For me, at least, the term microhomes usually calls to mind the boutique, super-fashionable and somewhat extremist end of sustainable housing. Now two women in Reno, Nevada are making it their business to put the trend to extremely practical use. Pamela Haberman and Kelly Rae of HabeRae Investments Inc. have teamed up to rehab unwanted buildings on existing city lots, and turn them around as beautifully designed, efficient minimalist living spaces.
HabeRae describes SoDo 4, a renovation project involving four single-family homes built for railroad workers in the early 1900s:
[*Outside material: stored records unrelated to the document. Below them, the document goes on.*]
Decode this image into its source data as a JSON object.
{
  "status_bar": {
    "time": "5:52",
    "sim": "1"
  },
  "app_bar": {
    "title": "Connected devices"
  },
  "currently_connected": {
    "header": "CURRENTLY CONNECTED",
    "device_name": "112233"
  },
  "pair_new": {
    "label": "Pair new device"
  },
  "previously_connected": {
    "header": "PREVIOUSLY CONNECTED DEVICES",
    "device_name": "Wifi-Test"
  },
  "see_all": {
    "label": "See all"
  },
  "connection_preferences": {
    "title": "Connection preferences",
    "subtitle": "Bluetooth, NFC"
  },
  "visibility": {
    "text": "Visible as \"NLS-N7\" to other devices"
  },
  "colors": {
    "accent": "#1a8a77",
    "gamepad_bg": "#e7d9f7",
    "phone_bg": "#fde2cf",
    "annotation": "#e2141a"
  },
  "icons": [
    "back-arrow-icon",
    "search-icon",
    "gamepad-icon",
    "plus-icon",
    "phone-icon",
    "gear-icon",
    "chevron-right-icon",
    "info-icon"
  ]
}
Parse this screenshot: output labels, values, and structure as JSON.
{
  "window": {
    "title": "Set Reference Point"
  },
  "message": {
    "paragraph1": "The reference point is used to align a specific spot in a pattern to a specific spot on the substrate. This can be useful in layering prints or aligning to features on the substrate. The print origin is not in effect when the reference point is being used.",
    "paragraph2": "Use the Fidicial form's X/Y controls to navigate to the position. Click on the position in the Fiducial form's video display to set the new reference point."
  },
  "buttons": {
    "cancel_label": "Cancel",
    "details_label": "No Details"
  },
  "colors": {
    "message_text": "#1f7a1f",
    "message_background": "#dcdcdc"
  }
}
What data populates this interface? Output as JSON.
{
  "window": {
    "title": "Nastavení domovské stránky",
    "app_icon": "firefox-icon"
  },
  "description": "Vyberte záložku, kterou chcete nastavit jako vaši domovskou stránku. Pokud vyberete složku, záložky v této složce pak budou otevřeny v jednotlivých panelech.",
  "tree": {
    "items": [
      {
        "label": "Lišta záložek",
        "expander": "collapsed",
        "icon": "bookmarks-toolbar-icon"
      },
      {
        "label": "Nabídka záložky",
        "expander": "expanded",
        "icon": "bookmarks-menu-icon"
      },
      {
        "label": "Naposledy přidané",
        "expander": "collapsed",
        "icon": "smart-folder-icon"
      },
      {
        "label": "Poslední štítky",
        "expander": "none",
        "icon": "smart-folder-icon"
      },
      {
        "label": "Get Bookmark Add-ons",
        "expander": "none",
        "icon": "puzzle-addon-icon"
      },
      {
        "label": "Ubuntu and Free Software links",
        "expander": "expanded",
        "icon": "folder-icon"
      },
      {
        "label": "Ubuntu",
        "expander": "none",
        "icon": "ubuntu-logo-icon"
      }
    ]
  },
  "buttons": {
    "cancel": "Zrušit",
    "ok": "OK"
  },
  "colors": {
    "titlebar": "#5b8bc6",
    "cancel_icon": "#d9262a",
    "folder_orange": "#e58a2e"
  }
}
The SoDo 4 will leave a small footprint, be energy efficient and will be affordable to a person who wants to experience the changing urbanscape of Center St. The homes will incorporate big city style such as exposed brick walls that are nearly one hundred years old, a sleeping loft with drop down stairs, a front deck to enjoy the urban vibe on Center St. and a private courtyard for more intimate moments. In our continuing commitment to utilize green building principles, the interiors will have reclaimed douglas fir flooring, dual pane/low e windows, extra insulation, energy star rated appliances and energy efficient lighting. With its vaulted corrugated metal ceilings and other space saving features the SoDo 4 will feel larger than its relatively tight envelope.
The exterior will feature drought tolerant landscape, recycled material for decking and pathways, and a raised bed organic gardenspace for each homeowner. An apple and pear orchard surround a rose garden peacefully situated between the homes. The rear common area and private dog park feature several evergreen and maple trees.
The buildings are located within walking distance of a cluster of trendy cafes and shops, though they do still feature private parking spaces for residents. But what I find truly worldchanging about this project is HabeRae's sincere effort to create dense but luxurious living space in Reno. Nevada, the nation's fastest-growing state, is struggling with a detrimental tendency toward sprawl (which can spur both environmental and social clashes, as illustrated by this NPR piece about one Reno suburb's battle over a donkey).
According to HabeRae's site, the group has created more than 22,000 square feet of attractive living space from unused land within city limits.
Thanks to Ecospace.cc for pointing out this progressive small business!
Photos courtesy of HabeRae Investments Inc.
Innovative..Go Girls, do your thing!!
This is a great idea. This kind of thing in a mixed use area almost eliminates the need for a car. I'm a student at Portland State University and I was thinking along this line but for starting shantytowns for the poor and homeless. With composting toilets and a bus to an area for work, I really think it could work. At our University blogsite, we also did a survey on starting shantytowns and got many positive responses!